The big picture at Generation One is to create employment parity for Indigenous people within one generation, an ambitious mission that Cable speaks passionately about. There’s a focus on supporting Indigenous people to be employed by industry (and supporting industry to do a better job of Indigenous employment), as well as supporting Indigenous entrepreneurs to achieve self-employment and grow their businesses.
Referring to this year’s NAIDOC Week theme ‘Heal Country’, Cable says there’s “no good reason” why Aboriginal and Torres Strait Islander peoples, who have the longest history of hard work on the planet, experience higher unemployment than non-Indigenous Australians.
“Unemployment is an unnatural state, it’s something that’s inconsistent with our identity as First Nations peoples and that’s a part of our identity that needs healing,” she said.
One of Cable’s key focuses at the moment is closing the data gap that exists in relation to Indigenous employment in Australia, which sees Generation One and other organisations across the country having to work with data that is five years old.
“The data gap that relates to Indigenous employment is completely horrifying,” Cable shares. “We don’t know how many Indigenous Australians are in work today. We didn’t know how many were in work last year or the year before, since 2016.”
It’s a massive problem that contributes to the invisibility of Indigenous people in the labour force and as we all know, you can’t manage what you haven’t measured.

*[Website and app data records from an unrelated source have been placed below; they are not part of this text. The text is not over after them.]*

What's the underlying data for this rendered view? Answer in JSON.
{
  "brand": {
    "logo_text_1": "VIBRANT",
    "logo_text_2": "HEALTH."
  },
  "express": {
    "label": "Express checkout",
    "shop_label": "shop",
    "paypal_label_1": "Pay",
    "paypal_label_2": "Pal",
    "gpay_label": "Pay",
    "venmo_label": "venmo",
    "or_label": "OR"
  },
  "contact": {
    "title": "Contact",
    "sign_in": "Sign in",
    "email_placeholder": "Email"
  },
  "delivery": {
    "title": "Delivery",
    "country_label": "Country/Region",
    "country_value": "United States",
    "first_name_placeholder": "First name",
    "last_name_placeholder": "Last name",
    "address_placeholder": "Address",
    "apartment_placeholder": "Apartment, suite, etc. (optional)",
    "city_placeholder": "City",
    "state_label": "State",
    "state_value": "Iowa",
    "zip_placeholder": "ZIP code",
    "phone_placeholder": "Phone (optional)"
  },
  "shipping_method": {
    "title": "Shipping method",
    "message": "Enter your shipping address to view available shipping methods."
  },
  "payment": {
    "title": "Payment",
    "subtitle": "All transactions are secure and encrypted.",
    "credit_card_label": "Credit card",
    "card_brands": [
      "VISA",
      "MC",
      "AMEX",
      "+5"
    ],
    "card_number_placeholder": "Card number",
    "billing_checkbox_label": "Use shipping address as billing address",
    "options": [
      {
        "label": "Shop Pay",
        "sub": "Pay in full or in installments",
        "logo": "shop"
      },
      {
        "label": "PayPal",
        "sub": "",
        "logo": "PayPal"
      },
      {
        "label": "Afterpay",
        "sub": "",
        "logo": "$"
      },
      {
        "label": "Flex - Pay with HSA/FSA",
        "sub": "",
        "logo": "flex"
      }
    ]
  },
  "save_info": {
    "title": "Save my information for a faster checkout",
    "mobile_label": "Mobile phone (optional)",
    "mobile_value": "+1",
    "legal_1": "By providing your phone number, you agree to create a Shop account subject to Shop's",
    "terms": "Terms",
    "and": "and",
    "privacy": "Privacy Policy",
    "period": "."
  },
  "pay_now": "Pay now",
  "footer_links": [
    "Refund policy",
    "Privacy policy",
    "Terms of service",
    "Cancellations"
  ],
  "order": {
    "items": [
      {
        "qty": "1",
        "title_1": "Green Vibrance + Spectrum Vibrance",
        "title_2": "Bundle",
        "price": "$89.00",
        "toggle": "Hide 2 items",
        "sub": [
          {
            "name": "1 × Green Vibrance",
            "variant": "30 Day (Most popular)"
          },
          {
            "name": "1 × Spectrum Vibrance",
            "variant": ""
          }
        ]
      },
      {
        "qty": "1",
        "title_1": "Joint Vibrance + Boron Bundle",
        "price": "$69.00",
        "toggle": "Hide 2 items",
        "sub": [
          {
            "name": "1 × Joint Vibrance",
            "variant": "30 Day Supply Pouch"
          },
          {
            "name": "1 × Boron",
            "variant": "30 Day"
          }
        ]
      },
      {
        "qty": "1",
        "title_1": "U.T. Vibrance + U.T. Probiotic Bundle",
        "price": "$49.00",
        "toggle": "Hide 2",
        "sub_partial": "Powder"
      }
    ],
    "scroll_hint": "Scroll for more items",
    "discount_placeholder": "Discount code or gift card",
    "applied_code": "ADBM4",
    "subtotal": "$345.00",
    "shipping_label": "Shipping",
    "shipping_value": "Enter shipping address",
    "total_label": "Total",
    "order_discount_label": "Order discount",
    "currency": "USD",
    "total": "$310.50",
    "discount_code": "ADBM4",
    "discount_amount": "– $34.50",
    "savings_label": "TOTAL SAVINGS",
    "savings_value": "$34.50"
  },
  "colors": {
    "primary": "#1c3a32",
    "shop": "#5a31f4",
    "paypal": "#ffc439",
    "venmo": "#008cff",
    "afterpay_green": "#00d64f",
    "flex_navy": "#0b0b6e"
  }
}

Cable says there are too many workplaces around the country that simply don’t know if they have any Indigenous employees, and often, they’re too afraid to ask the question.
“When you don’t even know if any of your staff are Indigenous, it makes it impossible to know whether they need more support or whether you can be doing anything more,” Cable said.
As a young leader, Cable initially found it quite difficult to accept her position at the helm of Generation One, but what she’s learnt over her time in the role is that leadership is different for everybody.
And it’s not always the most visible leaders who are doing the most valuable work.
“There’s an assumption that all Indigenous leaders are visible, and I just think that really contradicts the way that many Indigenous people look at leadership,” she says.
“Some of the most amazing leaders that I look up to are ones that nobody would know of, they don’t put their names out there, they do all of their work by supporting other people and they’re definitely behind the scenes.
“Visible leadership is one idea, but it’s not the only way you can be a leader.”